_YOUR TASK_: Restate word for word each line of the data, starting at the one containing "Convert this screenshot" and running through the last.

_MATERIAL FOR THE TASK_:
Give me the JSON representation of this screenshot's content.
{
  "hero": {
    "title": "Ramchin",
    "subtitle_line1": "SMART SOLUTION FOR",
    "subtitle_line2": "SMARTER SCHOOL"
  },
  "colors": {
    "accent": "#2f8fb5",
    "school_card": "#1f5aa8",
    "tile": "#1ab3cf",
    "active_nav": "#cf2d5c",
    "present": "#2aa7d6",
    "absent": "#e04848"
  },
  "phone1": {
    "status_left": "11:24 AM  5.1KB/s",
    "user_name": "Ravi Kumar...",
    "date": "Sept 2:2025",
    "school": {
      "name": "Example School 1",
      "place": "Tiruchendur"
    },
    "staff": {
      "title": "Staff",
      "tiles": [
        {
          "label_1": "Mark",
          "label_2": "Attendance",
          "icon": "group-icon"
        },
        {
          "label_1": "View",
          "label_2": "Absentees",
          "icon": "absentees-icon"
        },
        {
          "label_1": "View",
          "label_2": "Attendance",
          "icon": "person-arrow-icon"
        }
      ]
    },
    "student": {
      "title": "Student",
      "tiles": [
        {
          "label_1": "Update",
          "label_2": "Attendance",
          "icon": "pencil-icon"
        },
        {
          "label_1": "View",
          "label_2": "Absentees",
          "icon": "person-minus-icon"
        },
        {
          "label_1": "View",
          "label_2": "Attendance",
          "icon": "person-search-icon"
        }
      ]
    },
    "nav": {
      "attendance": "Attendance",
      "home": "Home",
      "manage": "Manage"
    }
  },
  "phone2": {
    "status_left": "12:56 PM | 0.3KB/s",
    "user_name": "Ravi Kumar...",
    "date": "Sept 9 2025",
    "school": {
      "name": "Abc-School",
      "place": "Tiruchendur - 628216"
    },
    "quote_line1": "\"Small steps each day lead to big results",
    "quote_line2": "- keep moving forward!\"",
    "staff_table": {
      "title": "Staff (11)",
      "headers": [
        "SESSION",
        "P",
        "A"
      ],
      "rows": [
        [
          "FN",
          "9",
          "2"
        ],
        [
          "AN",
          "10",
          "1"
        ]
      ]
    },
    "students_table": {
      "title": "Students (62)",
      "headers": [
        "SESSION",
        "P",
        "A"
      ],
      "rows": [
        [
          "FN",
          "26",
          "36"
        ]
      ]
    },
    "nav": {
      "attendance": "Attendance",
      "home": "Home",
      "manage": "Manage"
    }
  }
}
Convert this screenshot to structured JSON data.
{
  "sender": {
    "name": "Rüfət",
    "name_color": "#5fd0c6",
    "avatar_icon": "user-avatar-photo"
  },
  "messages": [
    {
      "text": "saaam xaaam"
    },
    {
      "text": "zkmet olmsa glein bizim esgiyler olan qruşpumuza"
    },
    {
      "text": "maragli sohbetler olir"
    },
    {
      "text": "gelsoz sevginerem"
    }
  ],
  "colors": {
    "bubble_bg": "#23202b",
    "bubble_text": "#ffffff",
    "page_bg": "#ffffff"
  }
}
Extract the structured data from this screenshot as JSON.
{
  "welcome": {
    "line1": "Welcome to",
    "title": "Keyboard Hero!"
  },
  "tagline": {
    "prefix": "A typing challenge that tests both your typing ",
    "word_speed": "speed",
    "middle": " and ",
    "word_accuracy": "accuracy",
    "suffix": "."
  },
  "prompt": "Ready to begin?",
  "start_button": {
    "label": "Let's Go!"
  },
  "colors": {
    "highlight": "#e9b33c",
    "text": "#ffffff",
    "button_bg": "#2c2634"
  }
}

_PROBLEM SOLUTION_:
Convert this screenshot to structured JSON data.
{
  "sender": {
    "name": "Rüfət",
    "name_color": "#5fd0c6",
    "avatar_icon": "user-avatar-photo"
  },
  "messages": [
    {
      "text": "saaam xaaam"
    },
    {
      "text": "zkmet olmsa glein bizim esgiyler olan qruşpumuza"
    },
    {
      "text": "maragli sohbetler olir"
    },
    {
      "text": "gelsoz sevginerem"
    }
  ],
  "colors": {
    "bubble_bg": "#23202b",
    "bubble_text": "#ffffff",
    "page_bg": "#ffffff"
  }
}
Extract the structured data from this screenshot as JSON.
{
  "welcome": {
    "line1": "Welcome to",
    "title": "Keyboard Hero!"
  },
  "tagline": {
    "prefix": "A typing challenge that tests both your typing ",
    "word_speed": "speed",
    "middle": " and ",
    "word_accuracy": "accuracy",
    "suffix": "."
  },
  "prompt": "Ready to begin?",
  "start_button": {
    "label": "Let's Go!"
  },
  "colors": {
    "highlight": "#e9b33c",
    "text": "#ffffff",
    "button_bg": "#2c2634"
  }
}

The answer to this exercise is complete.